Data records for software interfaces:

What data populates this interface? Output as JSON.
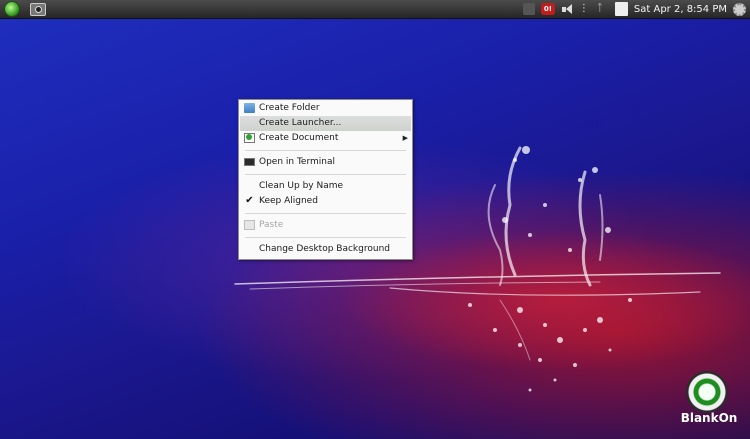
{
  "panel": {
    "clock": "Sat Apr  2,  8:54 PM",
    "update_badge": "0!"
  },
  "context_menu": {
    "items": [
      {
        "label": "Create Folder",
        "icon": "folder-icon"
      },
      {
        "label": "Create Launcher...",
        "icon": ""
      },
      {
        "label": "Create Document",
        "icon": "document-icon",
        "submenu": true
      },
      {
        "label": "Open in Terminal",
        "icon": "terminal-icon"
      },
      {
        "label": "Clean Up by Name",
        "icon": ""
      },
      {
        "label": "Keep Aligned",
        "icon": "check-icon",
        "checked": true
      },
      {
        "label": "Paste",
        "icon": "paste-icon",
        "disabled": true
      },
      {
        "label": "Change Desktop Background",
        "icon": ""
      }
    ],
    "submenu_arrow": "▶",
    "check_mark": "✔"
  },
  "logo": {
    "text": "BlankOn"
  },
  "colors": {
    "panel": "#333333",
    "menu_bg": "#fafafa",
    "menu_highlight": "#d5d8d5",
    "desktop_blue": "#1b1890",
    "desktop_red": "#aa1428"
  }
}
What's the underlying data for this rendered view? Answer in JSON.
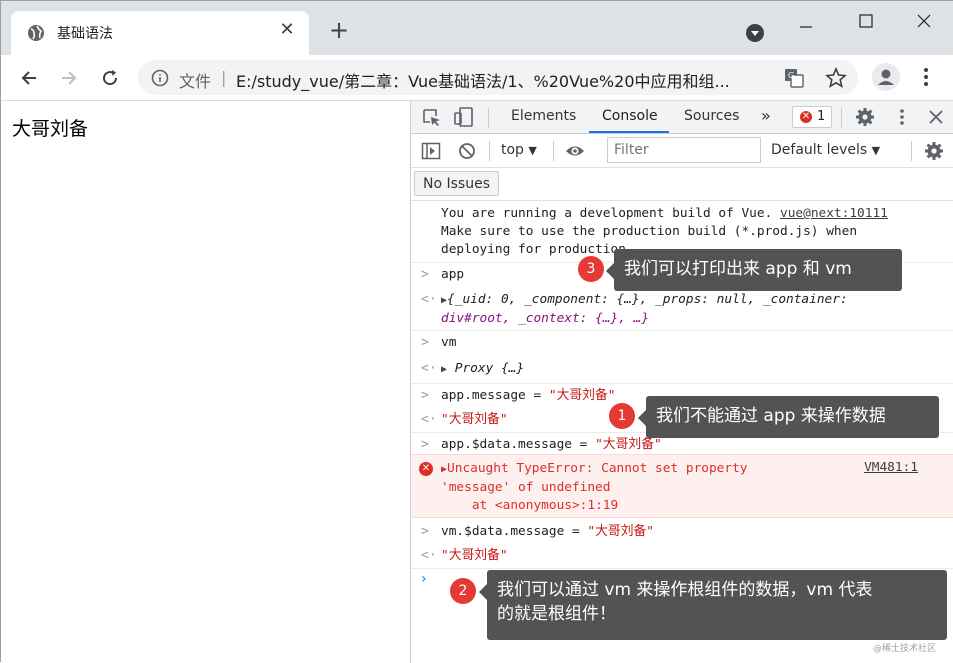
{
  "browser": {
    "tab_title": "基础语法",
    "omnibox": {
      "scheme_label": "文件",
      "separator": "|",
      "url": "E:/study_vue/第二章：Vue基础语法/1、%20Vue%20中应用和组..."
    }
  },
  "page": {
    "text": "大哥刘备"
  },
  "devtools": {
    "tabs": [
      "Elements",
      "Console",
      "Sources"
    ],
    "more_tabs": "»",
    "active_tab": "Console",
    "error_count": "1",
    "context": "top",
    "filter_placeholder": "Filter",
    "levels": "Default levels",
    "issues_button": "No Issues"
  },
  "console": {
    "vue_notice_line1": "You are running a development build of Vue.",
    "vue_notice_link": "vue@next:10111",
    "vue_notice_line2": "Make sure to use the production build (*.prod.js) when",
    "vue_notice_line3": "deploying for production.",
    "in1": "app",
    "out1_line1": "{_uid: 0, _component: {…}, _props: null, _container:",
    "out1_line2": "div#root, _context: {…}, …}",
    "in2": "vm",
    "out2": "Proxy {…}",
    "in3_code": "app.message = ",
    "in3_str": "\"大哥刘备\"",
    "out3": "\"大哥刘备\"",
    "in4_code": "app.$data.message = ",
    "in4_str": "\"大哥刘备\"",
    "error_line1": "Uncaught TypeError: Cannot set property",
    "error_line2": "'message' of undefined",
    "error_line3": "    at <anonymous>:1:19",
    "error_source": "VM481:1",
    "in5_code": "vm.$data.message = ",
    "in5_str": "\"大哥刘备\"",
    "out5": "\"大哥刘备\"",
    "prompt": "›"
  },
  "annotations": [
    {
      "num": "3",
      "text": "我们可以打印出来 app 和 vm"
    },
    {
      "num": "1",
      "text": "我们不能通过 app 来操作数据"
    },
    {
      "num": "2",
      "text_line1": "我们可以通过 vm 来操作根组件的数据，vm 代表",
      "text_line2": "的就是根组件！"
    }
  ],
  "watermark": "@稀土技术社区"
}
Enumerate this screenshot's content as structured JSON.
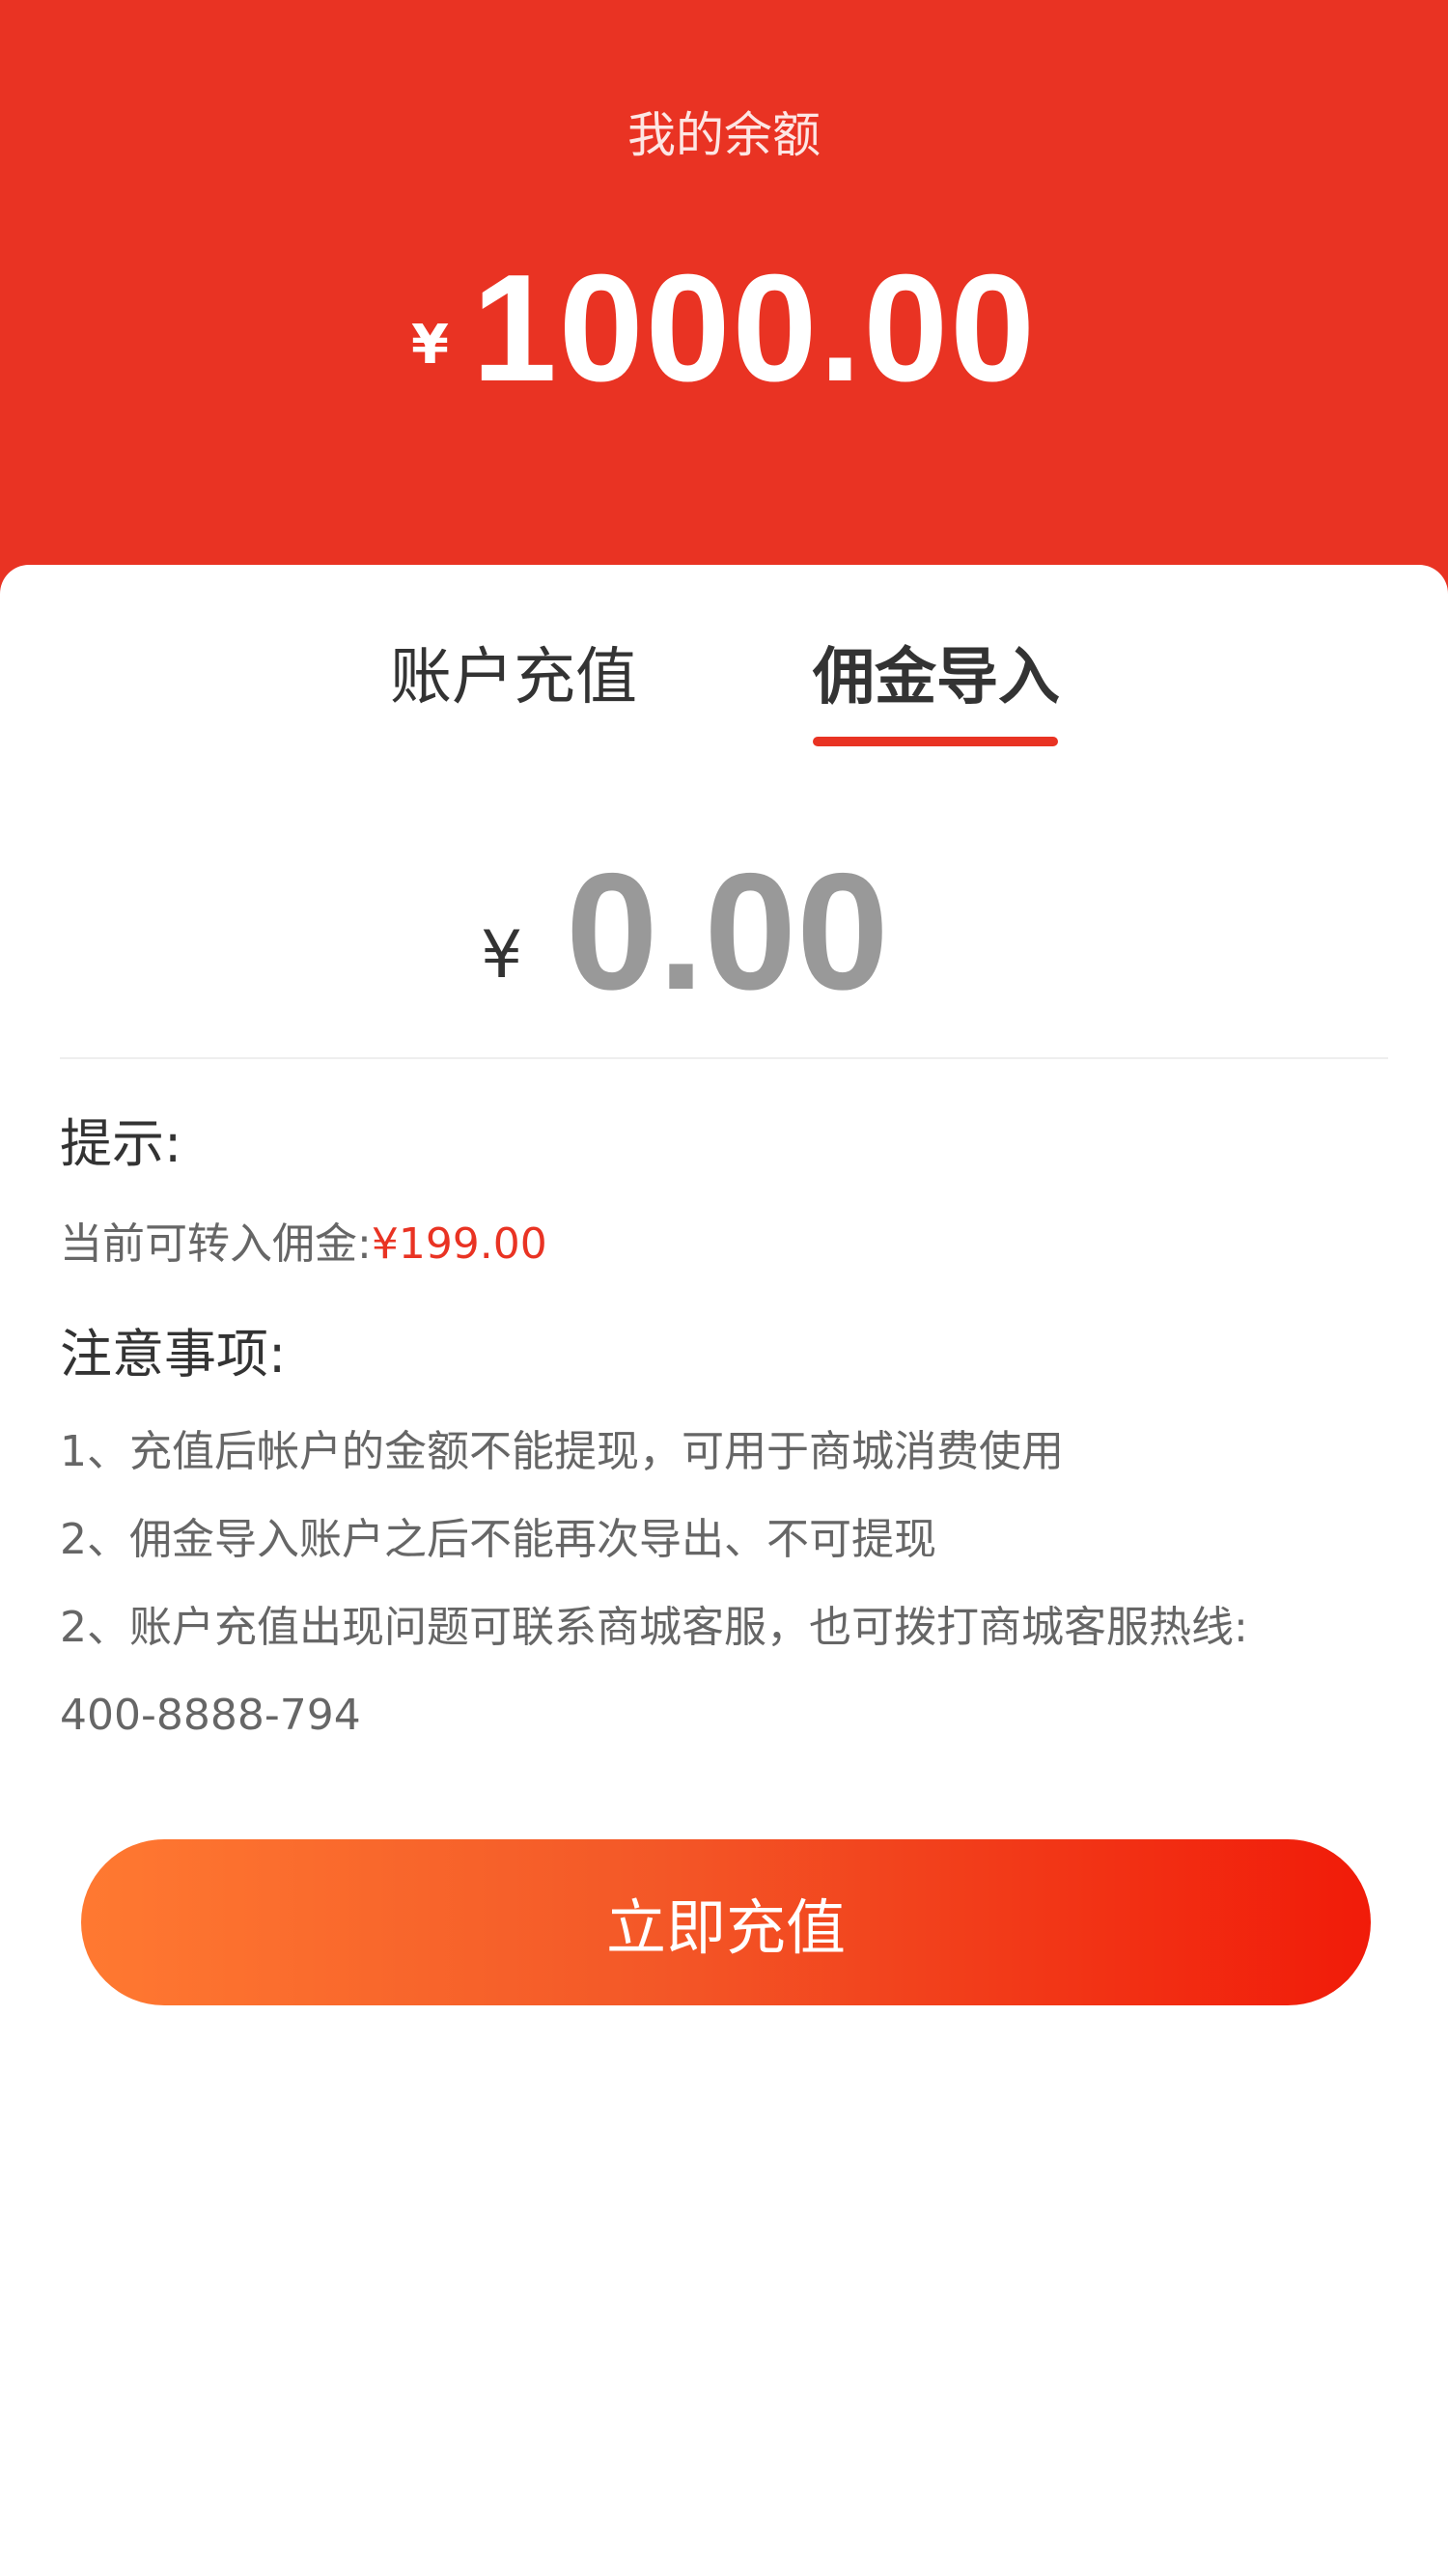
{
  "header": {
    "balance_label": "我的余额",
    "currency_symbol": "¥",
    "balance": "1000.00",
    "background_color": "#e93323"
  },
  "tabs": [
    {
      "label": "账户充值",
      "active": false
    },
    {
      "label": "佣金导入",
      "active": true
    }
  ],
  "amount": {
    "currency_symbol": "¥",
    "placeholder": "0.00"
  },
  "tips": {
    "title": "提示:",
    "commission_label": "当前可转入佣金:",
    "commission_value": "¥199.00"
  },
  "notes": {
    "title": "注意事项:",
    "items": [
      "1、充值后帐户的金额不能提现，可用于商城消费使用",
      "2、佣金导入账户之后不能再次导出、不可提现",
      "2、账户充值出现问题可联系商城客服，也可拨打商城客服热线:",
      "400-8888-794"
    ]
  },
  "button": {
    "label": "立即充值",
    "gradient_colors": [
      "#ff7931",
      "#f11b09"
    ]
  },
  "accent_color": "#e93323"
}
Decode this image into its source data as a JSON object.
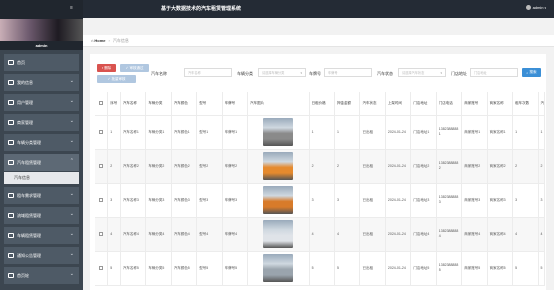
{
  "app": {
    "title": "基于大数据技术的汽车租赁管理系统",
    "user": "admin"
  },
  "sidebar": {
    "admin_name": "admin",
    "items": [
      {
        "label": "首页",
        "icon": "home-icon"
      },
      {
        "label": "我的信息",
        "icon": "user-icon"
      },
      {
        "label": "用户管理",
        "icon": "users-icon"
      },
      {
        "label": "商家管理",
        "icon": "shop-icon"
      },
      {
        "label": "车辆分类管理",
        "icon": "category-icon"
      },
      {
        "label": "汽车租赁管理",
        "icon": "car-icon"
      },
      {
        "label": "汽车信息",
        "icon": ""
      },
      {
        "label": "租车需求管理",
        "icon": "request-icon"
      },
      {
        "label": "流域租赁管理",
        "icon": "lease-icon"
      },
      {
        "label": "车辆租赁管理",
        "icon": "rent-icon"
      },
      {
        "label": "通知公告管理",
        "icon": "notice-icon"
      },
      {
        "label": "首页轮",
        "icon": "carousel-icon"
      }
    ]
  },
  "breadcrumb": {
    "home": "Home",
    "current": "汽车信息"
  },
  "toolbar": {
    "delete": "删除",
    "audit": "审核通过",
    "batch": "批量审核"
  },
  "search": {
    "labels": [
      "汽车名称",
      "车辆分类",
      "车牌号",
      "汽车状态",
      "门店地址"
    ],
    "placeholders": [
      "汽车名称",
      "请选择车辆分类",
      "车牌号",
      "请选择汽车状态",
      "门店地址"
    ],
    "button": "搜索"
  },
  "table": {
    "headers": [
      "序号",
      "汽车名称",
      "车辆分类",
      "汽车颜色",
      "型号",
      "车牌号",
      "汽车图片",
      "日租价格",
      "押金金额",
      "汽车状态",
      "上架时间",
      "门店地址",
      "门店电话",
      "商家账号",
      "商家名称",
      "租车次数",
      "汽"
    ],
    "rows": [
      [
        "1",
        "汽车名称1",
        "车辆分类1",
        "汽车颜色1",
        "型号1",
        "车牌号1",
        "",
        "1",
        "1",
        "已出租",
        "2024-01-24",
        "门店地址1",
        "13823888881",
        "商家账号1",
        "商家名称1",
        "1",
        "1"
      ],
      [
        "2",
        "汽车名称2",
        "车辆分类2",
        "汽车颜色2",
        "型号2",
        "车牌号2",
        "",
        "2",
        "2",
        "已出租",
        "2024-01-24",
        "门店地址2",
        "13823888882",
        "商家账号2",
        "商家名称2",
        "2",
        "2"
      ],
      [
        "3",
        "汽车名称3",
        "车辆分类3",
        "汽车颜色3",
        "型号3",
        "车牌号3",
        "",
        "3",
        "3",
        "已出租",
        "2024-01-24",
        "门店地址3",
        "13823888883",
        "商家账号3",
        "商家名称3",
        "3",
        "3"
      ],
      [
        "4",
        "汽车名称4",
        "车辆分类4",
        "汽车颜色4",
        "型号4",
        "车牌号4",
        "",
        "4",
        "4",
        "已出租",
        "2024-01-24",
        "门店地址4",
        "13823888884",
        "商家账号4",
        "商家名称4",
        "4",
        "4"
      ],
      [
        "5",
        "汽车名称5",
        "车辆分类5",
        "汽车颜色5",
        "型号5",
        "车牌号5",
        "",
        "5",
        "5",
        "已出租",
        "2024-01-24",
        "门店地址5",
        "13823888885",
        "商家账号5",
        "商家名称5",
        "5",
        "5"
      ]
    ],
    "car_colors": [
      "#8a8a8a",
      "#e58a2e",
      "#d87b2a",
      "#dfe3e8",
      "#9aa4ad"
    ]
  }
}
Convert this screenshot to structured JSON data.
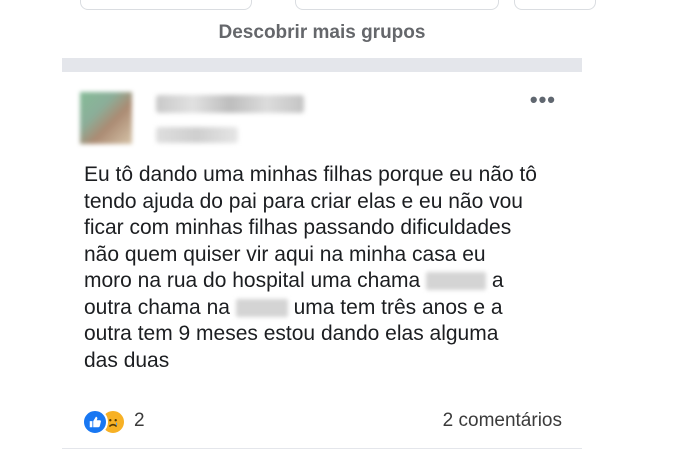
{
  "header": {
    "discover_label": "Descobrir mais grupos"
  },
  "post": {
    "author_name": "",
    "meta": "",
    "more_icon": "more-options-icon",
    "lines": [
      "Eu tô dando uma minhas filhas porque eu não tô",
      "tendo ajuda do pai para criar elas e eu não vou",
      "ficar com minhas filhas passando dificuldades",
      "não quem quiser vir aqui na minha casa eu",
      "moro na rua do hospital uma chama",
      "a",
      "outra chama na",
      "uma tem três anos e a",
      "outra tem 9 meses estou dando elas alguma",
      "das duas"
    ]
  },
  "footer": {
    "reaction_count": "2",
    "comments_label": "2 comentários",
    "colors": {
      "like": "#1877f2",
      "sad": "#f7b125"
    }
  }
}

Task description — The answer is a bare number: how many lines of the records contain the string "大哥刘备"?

Output — 6